WELLINGTON (Reuters) - All Blacks coach Steve Hansen’s long-term planning will again come into focus on Saturday when they face Australia in the Rugby Championship, with his mantra of ‘raising the bar’ also likely to be tested.
Hansen’s goal in 2016 has been about ‘refreshing’ the team with an eye on becoming the first side to win three successive World Cups when Japan hosts the tournament in 2019, consistently improving the team’s standard of play along the way.
The inclusion of uncapped midfield back Anton Lienert-Brown for the clash at Wellington Regional Stadium (kickoff 0735 GMT) is the latest selection gamble Hansen has made on young players.
The 21-year-old, who will be the seventh debutant this season, had been on the selectors’ radar since he was a student at Christchurch Boy’s High, Hansen said, though his elevation came “probably a little earlier than expected”.
”All of us knew who he was ... and that’s why he’s here,“ Hansen told reporters on Thursday. ”He’s good enough to be here and now he gets an opportunity.
“We’re very confident that he’ll go out and do the job.”
Hansen’s planning was not only evident with Lienert-Brown’s selection, but also his decision to return Ben Smith to fullback and move Israel Dagg to the right wing for the clash that doubles as a Bledisloe Cup game.
Hansen said one reason was tactical -- he expected the Wallabies to kick for territory more often, which would allow Smith to have more impact on the game.
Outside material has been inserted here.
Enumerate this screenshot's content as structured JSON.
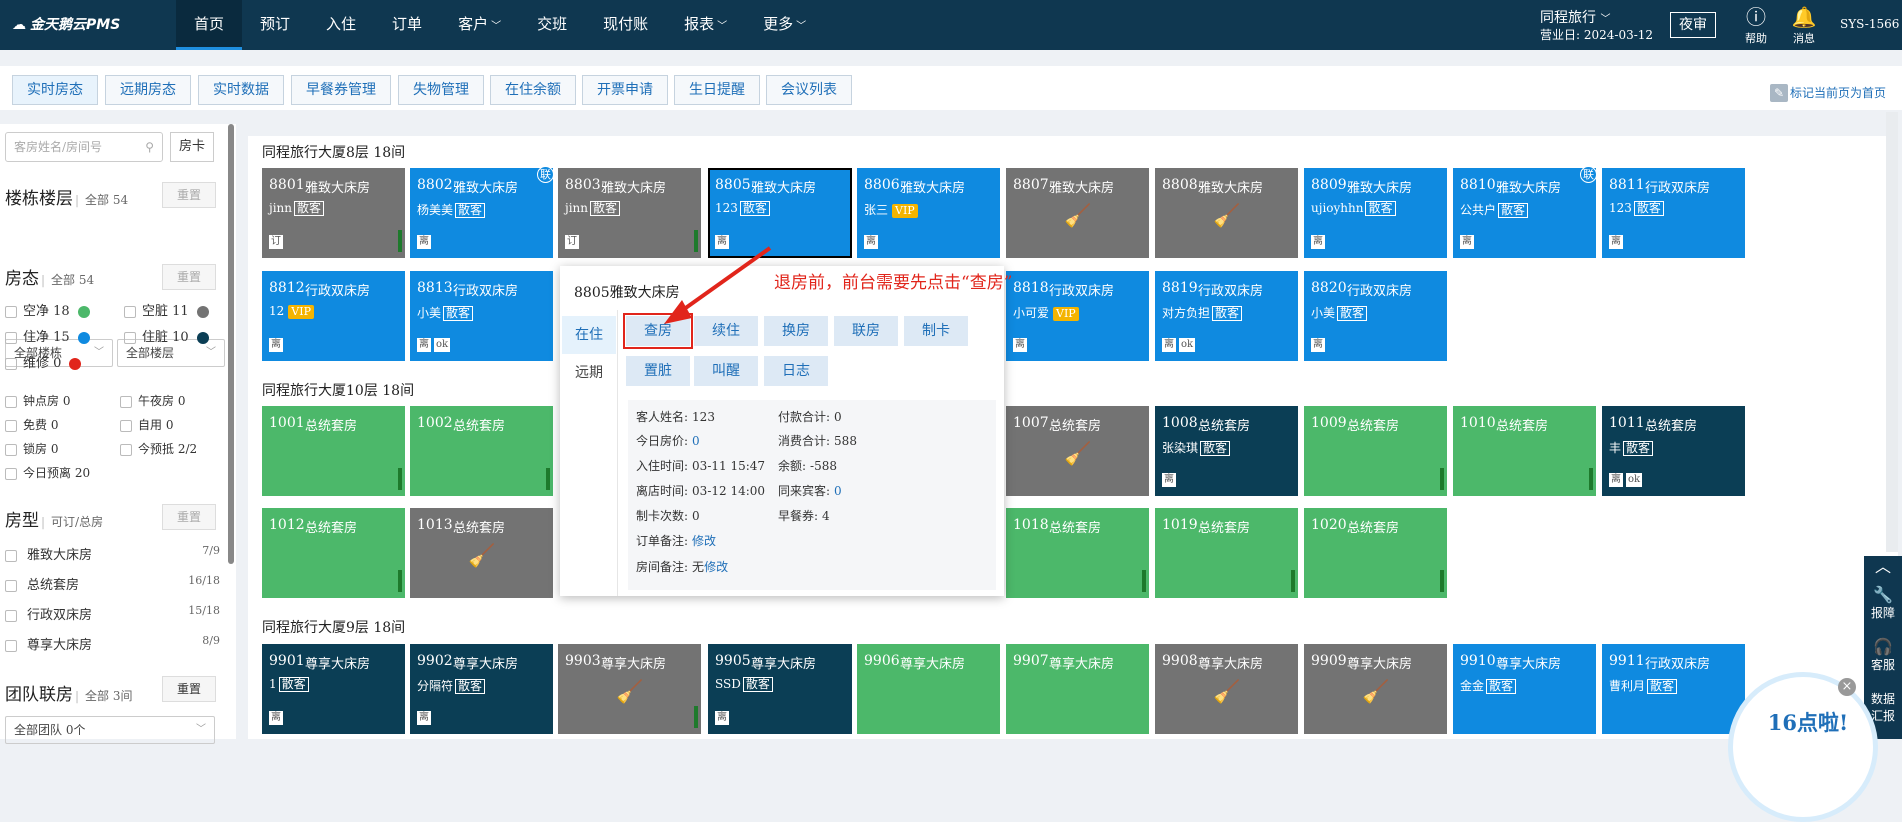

The other was simply to test out the combination.
“Both of them are world-class fullbacks and Ben is a world class winger,” Hansen said.
“We think that we need to find out if Izzy (Dagg) can start a test there and do a job for us because further down the track it opens up more selection options.”
The biggest challenge for the World Cup winners may be simply to meet Hansen’s expectations of continually raising the standard of play. Even Hansen would struggle to find much to grumble about from last week’s 42-8 victory over the Wallabies.
Michael Cheika’s men have been pilloried by their own fans, media and former players since that “Bledi awful” defeat, with the side labeled as the worst Wallabies team in a decade.
Cheika, who has said the defeat was the hardest he has had to endure as coach, has been hampered by a raft of injuries to his inside backs and a lack of depth in other areas.
That lack of depth has forced him to stick with largely the same side as last week, while injuries have necessitated a recall for flyhalf Quade Cooper with Bernard Foley shunted to inside center.
The mercurial Cooper, who once could turn a game on its head with his vision and passing, has not been able to rediscover that same spark since suffering a knee injury at the 2011 World Cup, and the New Zealand-born flyhalf has always struggled against the All Blacks.
Despite the mounting problems for the Wallabies, who are now on a five-match losing streak, Hansen was taking nothing for granted and has made sure there is no complacency within the All Blacks ranks.
”They will be desperate to come out and redeem themselves from last week,“ Hansen said. ”It would be foolish to think they’re not going to turn up and play really well.
“If we wait and sit back, then Australia will smack us.”
Editing by Peter Rutherford